# Recorded data
-*-*-

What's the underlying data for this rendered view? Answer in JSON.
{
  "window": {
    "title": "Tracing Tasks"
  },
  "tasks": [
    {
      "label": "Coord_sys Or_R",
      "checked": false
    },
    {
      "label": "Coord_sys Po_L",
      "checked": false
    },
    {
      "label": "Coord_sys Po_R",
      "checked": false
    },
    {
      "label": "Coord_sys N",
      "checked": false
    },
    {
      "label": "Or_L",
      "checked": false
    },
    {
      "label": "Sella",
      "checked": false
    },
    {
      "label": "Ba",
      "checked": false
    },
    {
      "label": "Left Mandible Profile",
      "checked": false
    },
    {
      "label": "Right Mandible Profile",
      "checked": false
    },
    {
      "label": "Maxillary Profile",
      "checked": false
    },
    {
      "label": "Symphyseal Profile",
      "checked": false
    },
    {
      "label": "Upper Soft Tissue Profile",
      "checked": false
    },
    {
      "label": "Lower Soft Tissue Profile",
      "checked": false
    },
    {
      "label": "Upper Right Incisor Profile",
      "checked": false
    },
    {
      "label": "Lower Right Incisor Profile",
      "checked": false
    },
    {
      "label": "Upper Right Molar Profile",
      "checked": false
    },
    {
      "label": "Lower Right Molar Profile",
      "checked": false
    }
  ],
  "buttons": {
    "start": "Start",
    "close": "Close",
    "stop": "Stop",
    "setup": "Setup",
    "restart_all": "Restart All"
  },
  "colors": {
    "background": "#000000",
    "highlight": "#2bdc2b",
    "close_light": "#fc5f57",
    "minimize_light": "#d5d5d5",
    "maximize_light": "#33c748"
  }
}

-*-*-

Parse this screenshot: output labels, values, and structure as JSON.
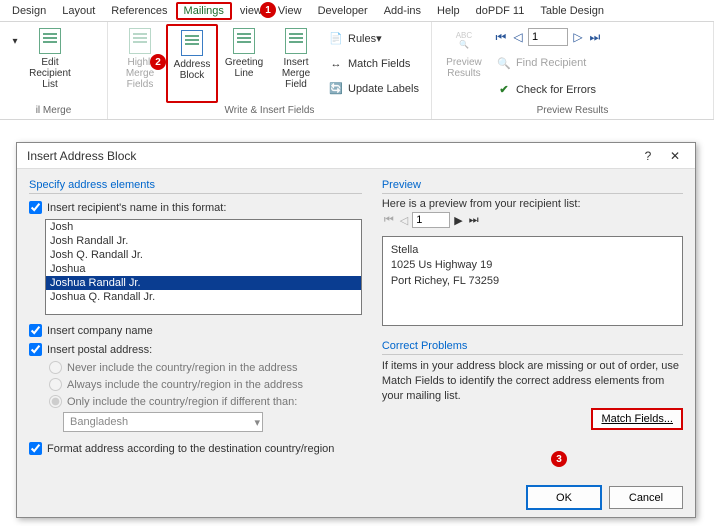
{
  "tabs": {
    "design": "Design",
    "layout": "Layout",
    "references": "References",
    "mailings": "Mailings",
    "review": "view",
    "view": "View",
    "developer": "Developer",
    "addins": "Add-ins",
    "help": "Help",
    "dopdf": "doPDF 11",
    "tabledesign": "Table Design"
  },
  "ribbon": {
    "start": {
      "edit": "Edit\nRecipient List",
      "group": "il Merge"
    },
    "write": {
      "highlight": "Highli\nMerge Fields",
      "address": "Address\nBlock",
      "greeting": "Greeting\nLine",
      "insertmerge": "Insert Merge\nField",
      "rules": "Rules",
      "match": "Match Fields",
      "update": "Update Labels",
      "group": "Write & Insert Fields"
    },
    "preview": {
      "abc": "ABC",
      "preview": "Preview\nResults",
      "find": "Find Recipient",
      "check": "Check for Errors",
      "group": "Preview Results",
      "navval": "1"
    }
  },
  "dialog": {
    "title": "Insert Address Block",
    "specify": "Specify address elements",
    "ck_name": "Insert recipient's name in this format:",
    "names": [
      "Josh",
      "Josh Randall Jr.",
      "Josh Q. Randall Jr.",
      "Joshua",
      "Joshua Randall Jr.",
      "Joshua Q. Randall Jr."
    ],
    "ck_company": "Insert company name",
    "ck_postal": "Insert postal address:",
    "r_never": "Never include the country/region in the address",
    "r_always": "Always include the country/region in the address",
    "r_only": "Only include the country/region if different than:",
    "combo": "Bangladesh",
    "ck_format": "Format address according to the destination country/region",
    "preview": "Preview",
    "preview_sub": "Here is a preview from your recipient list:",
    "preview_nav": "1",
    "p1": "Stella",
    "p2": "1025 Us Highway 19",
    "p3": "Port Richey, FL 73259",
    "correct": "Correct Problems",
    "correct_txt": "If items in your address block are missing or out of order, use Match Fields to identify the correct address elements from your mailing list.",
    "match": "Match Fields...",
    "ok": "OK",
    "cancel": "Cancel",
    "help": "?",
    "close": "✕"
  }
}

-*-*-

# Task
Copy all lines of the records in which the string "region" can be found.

# Written response
    "r_never": "Never include the country/region in the address",
    "r_always": "Always include the country/region in the address",
    "r_only": "Only include the country/region if different than:",
    "ck_format": "Format address according to the destination country/region",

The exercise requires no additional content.